▸ **What is required**
Please read the records below and return each line holding the string "checklist".

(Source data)
::::::::::
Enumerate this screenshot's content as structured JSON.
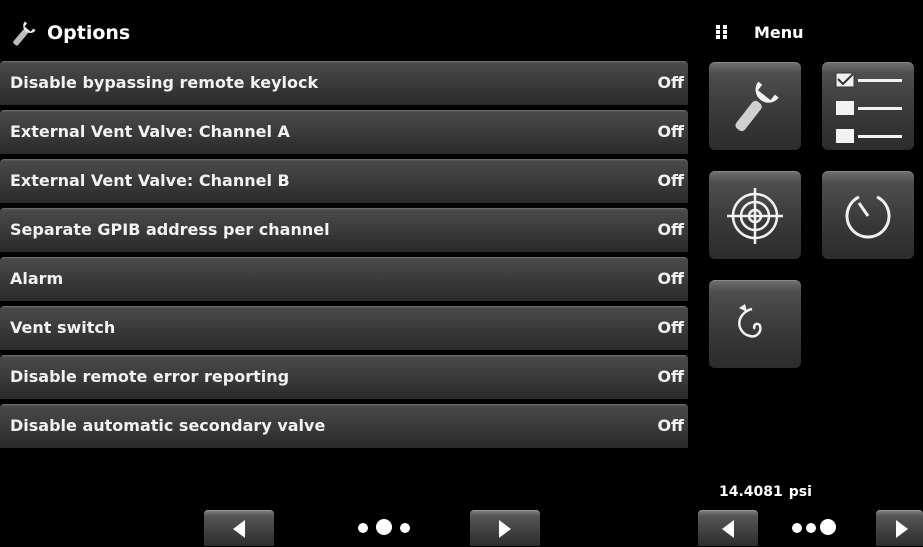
{
  "header": {
    "title": "Options",
    "icon": "wrench-icon"
  },
  "options": [
    {
      "label": "Disable bypassing remote keylock",
      "value": "Off"
    },
    {
      "label": "External Vent Valve: Channel A",
      "value": "Off"
    },
    {
      "label": "External Vent Valve: Channel B",
      "value": "Off"
    },
    {
      "label": "Separate GPIB address per channel",
      "value": "Off"
    },
    {
      "label": "Alarm",
      "value": "Off"
    },
    {
      "label": "Vent switch",
      "value": "Off"
    },
    {
      "label": "Disable remote error reporting",
      "value": "Off"
    },
    {
      "label": "Disable automatic secondary valve",
      "value": "Off"
    }
  ],
  "menu": {
    "title": "Menu",
    "icon": "grid-dots-icon",
    "tiles": [
      {
        "name": "settings",
        "icon": "wrench-icon",
        "active": true
      },
      {
        "name": "checklist",
        "icon": "checklist-icon",
        "active": false
      },
      {
        "name": "target",
        "icon": "crosshair-target-icon",
        "active": false
      },
      {
        "name": "timer",
        "icon": "stopwatch-icon",
        "active": false
      },
      {
        "name": "vent",
        "icon": "spiral-icon",
        "active": false
      }
    ]
  },
  "status": {
    "pressure_value": "14.4081",
    "pressure_unit": "psi"
  },
  "pagination": {
    "left": {
      "prev_icon": "triangle-left-icon",
      "next_icon": "triangle-right-icon",
      "page_count": 3,
      "current_page": 2
    },
    "right": {
      "prev_icon": "triangle-left-icon",
      "next_icon": "triangle-right-icon",
      "page_count": 3,
      "current_page": 3
    }
  }
}
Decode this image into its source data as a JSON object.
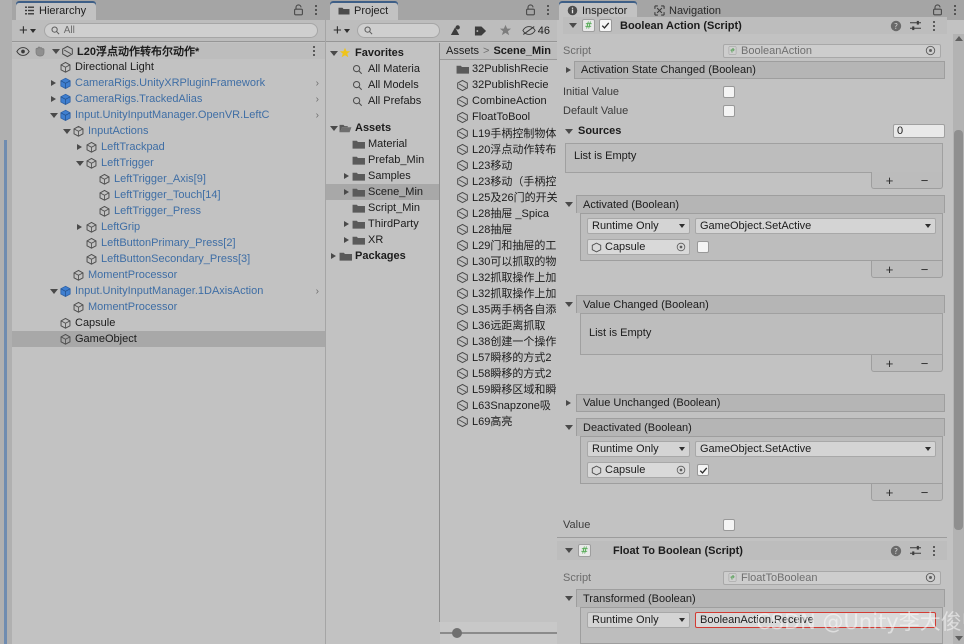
{
  "hierarchy": {
    "tab_label": "Hierarchy",
    "toolbar": {
      "create_label": "+",
      "search_placeholder": "All"
    },
    "scene_name": "L20浮点动作转布尔动作*",
    "items": [
      {
        "label": "Directional Light",
        "depth": 2,
        "icon": "gameobject-icon",
        "arrow": "none",
        "prefab": false,
        "selected": false,
        "overflow": false
      },
      {
        "label": "CameraRigs.UnityXRPluginFramework",
        "depth": 2,
        "icon": "prefab-icon",
        "arrow": "right",
        "prefab": true,
        "selected": false,
        "overflow": true
      },
      {
        "label": "CameraRigs.TrackedAlias",
        "depth": 2,
        "icon": "prefab-icon",
        "arrow": "right",
        "prefab": true,
        "selected": false,
        "overflow": true
      },
      {
        "label": "Input.UnityInputManager.OpenVR.LeftC",
        "depth": 2,
        "icon": "prefab-icon",
        "arrow": "down",
        "prefab": true,
        "selected": false,
        "overflow": true
      },
      {
        "label": "InputActions",
        "depth": 3,
        "icon": "gameobject-icon",
        "arrow": "down",
        "prefab": true,
        "selected": false,
        "overflow": false
      },
      {
        "label": "LeftTrackpad",
        "depth": 4,
        "icon": "gameobject-icon",
        "arrow": "right",
        "prefab": true,
        "selected": false,
        "overflow": false
      },
      {
        "label": "LeftTrigger",
        "depth": 4,
        "icon": "gameobject-icon",
        "arrow": "down",
        "prefab": true,
        "selected": false,
        "overflow": false
      },
      {
        "label": "LeftTrigger_Axis[9]",
        "depth": 5,
        "icon": "gameobject-icon",
        "arrow": "none",
        "prefab": true,
        "selected": false,
        "overflow": false
      },
      {
        "label": "LeftTrigger_Touch[14]",
        "depth": 5,
        "icon": "gameobject-icon",
        "arrow": "none",
        "prefab": true,
        "selected": false,
        "overflow": false
      },
      {
        "label": "LeftTrigger_Press",
        "depth": 5,
        "icon": "gameobject-icon",
        "arrow": "none",
        "prefab": true,
        "selected": false,
        "overflow": false
      },
      {
        "label": "LeftGrip",
        "depth": 4,
        "icon": "gameobject-icon",
        "arrow": "right",
        "prefab": true,
        "selected": false,
        "overflow": false
      },
      {
        "label": "LeftButtonPrimary_Press[2]",
        "depth": 4,
        "icon": "gameobject-icon",
        "arrow": "none",
        "prefab": true,
        "selected": false,
        "overflow": false
      },
      {
        "label": "LeftButtonSecondary_Press[3]",
        "depth": 4,
        "icon": "gameobject-icon",
        "arrow": "none",
        "prefab": true,
        "selected": false,
        "overflow": false
      },
      {
        "label": "MomentProcessor",
        "depth": 3,
        "icon": "gameobject-icon",
        "arrow": "none",
        "prefab": true,
        "selected": false,
        "overflow": false
      },
      {
        "label": "Input.UnityInputManager.1DAxisAction",
        "depth": 2,
        "icon": "prefab-icon",
        "arrow": "down",
        "prefab": true,
        "selected": false,
        "overflow": true
      },
      {
        "label": "MomentProcessor",
        "depth": 3,
        "icon": "gameobject-icon",
        "arrow": "none",
        "prefab": true,
        "selected": false,
        "overflow": false
      },
      {
        "label": "Capsule",
        "depth": 2,
        "icon": "gameobject-icon",
        "arrow": "none",
        "prefab": false,
        "selected": false,
        "overflow": false
      },
      {
        "label": "GameObject",
        "depth": 2,
        "icon": "gameobject-icon",
        "arrow": "none",
        "prefab": false,
        "selected": true,
        "overflow": false
      }
    ]
  },
  "project": {
    "tab_label": "Project",
    "toolbar": {
      "create_label": "+",
      "search_placeholder": "",
      "count_badge": "46"
    },
    "breadcrumb": {
      "root": "Assets",
      "separator": ">",
      "current": "Scene_Min"
    },
    "tree": [
      {
        "label": "Favorites",
        "depth": 0,
        "icon": "star-icon",
        "arrow": "down",
        "bold": true,
        "selected": false
      },
      {
        "label": "All Materia",
        "depth": 1,
        "icon": "search-icon",
        "arrow": "none",
        "bold": false,
        "selected": false
      },
      {
        "label": "All Models",
        "depth": 1,
        "icon": "search-icon",
        "arrow": "none",
        "bold": false,
        "selected": false
      },
      {
        "label": "All Prefabs",
        "depth": 1,
        "icon": "search-icon",
        "arrow": "none",
        "bold": false,
        "selected": false
      },
      {
        "label": "",
        "depth": 0,
        "icon": "none",
        "arrow": "none",
        "bold": false,
        "selected": false
      },
      {
        "label": "Assets",
        "depth": 0,
        "icon": "folder-open-icon",
        "arrow": "down",
        "bold": true,
        "selected": false
      },
      {
        "label": "Material",
        "depth": 1,
        "icon": "folder-icon",
        "arrow": "none",
        "bold": false,
        "selected": false
      },
      {
        "label": "Prefab_Min",
        "depth": 1,
        "icon": "folder-icon",
        "arrow": "none",
        "bold": false,
        "selected": false
      },
      {
        "label": "Samples",
        "depth": 1,
        "icon": "folder-icon",
        "arrow": "right",
        "bold": false,
        "selected": false
      },
      {
        "label": "Scene_Min",
        "depth": 1,
        "icon": "folder-icon",
        "arrow": "right",
        "bold": false,
        "selected": true
      },
      {
        "label": "Script_Min",
        "depth": 1,
        "icon": "folder-icon",
        "arrow": "none",
        "bold": false,
        "selected": false
      },
      {
        "label": "ThirdParty",
        "depth": 1,
        "icon": "folder-icon",
        "arrow": "right",
        "bold": false,
        "selected": false
      },
      {
        "label": "XR",
        "depth": 1,
        "icon": "folder-icon",
        "arrow": "right",
        "bold": false,
        "selected": false
      },
      {
        "label": "Packages",
        "depth": 0,
        "icon": "folder-icon",
        "arrow": "right",
        "bold": true,
        "selected": false
      }
    ],
    "files": [
      {
        "label": "32PublishRecie",
        "icon": "folder-icon"
      },
      {
        "label": "32PublishRecie",
        "icon": "scene-icon"
      },
      {
        "label": "CombineAction",
        "icon": "scene-icon"
      },
      {
        "label": "FloatToBool",
        "icon": "scene-icon"
      },
      {
        "label": "L19手柄控制物体",
        "icon": "scene-icon"
      },
      {
        "label": "L20浮点动作转布",
        "icon": "scene-icon"
      },
      {
        "label": "L23移动",
        "icon": "scene-icon"
      },
      {
        "label": "L23移动（手柄控",
        "icon": "scene-icon"
      },
      {
        "label": "L25及26门的开关",
        "icon": "scene-icon"
      },
      {
        "label": "L28抽屉 _Spica",
        "icon": "scene-icon"
      },
      {
        "label": "L28抽屉",
        "icon": "scene-icon"
      },
      {
        "label": "L29门和抽屉的工",
        "icon": "scene-icon"
      },
      {
        "label": "L30可以抓取的物",
        "icon": "scene-icon"
      },
      {
        "label": "L32抓取操作上加",
        "icon": "scene-icon"
      },
      {
        "label": "L32抓取操作上加",
        "icon": "scene-icon"
      },
      {
        "label": "L35两手柄各自添",
        "icon": "scene-icon"
      },
      {
        "label": "L36远距离抓取",
        "icon": "scene-icon"
      },
      {
        "label": "L38创建一个操作",
        "icon": "scene-icon"
      },
      {
        "label": "L57瞬移的方式2",
        "icon": "scene-icon"
      },
      {
        "label": "L58瞬移的方式2",
        "icon": "scene-icon"
      },
      {
        "label": "L59瞬移区域和瞬",
        "icon": "scene-icon"
      },
      {
        "label": "L63Snapzone吸",
        "icon": "scene-icon"
      },
      {
        "label": "L69高亮",
        "icon": "scene-icon"
      }
    ]
  },
  "inspector": {
    "tabs": [
      {
        "label": "Inspector",
        "icon": "info-icon",
        "active": true
      },
      {
        "label": "Navigation",
        "icon": "navigation-icon",
        "active": false
      }
    ],
    "boolean_action": {
      "component_title": "Boolean Action (Script)",
      "script_label": "Script",
      "script_value": "BooleanAction",
      "enabled": true,
      "activation_state_changed": {
        "label": "Activation State Changed (Boolean)",
        "expanded": false
      },
      "initial_value": {
        "label": "Initial Value",
        "checked": false
      },
      "default_value": {
        "label": "Default Value",
        "checked": false
      },
      "sources": {
        "label": "Sources",
        "count": "0",
        "empty_text": "List is Empty",
        "add": "+",
        "remove": "−"
      },
      "activated": {
        "label": "Activated (Boolean)",
        "expanded": true,
        "mode": "Runtime Only",
        "method": "GameObject.SetActive",
        "target": "Capsule",
        "arg_checked": false,
        "add": "+",
        "remove": "−"
      },
      "value_changed": {
        "label": "Value Changed (Boolean)",
        "expanded": true,
        "empty_text": "List is Empty",
        "add": "+",
        "remove": "−"
      },
      "value_unchanged": {
        "label": "Value Unchanged (Boolean)",
        "expanded": false
      },
      "deactivated": {
        "label": "Deactivated (Boolean)",
        "expanded": true,
        "mode": "Runtime Only",
        "method": "GameObject.SetActive",
        "target": "Capsule",
        "arg_checked": true,
        "add": "+",
        "remove": "−"
      },
      "value": {
        "label": "Value",
        "checked": false
      }
    },
    "float_to_boolean": {
      "component_title": "Float To Boolean (Script)",
      "script_label": "Script",
      "script_value": "FloatToBoolean",
      "enabled": true,
      "transformed": {
        "label": "Transformed (Boolean)",
        "expanded": true,
        "mode": "Runtime Only",
        "method": "BooleanAction.Receive",
        "highlighted": true
      }
    }
  },
  "watermark": "CSDN @Unity李大俊师",
  "colors": {
    "panel_bg": "#c2c2c2",
    "chrome_bg": "#a5a5a5",
    "header_bg": "#bdbdbd",
    "selection": "#a8a8a8",
    "prefab_blue": "#3f6ea5",
    "tab_accent": "#3e5f87",
    "highlight_red": "#d23b33",
    "favorites_star": "#f0c419"
  }
}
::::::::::
▸ **Answer to this problem**
        "name": "checklist",
        "icon": "checklist-icon",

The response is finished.